● What this task involves
Whenever a line in the material below includes "Функция", copy that line.

● Data extracts
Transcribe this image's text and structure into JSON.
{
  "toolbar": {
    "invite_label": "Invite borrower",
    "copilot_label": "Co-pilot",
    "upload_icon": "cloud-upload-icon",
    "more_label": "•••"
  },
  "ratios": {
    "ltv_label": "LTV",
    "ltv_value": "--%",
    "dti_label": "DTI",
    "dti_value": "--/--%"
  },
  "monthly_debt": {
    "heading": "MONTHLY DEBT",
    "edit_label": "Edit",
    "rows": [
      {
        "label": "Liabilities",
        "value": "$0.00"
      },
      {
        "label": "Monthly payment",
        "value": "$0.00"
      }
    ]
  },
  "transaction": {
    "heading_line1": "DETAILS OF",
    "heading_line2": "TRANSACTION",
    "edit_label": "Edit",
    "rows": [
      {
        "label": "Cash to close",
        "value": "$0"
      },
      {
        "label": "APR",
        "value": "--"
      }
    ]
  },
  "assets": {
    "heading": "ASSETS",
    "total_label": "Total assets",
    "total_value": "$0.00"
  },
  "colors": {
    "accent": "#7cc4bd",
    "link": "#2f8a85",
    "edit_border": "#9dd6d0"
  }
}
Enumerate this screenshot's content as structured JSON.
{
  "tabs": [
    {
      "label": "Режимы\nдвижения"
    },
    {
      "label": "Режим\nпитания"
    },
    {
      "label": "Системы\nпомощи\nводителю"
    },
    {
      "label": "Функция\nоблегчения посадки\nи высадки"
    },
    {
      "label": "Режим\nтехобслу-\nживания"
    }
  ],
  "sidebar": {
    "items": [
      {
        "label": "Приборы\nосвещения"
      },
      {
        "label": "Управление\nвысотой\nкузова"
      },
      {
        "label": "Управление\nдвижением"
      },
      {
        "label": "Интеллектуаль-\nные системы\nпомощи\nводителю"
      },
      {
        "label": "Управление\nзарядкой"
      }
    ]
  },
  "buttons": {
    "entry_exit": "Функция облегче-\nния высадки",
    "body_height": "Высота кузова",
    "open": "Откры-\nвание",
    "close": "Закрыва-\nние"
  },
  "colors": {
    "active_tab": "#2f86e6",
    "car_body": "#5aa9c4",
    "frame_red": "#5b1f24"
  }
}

● Problem solution
      "label": "Функция\nоблегчения посадки\nи высадки"
    "entry_exit": "Функция облегче-\nния высадки",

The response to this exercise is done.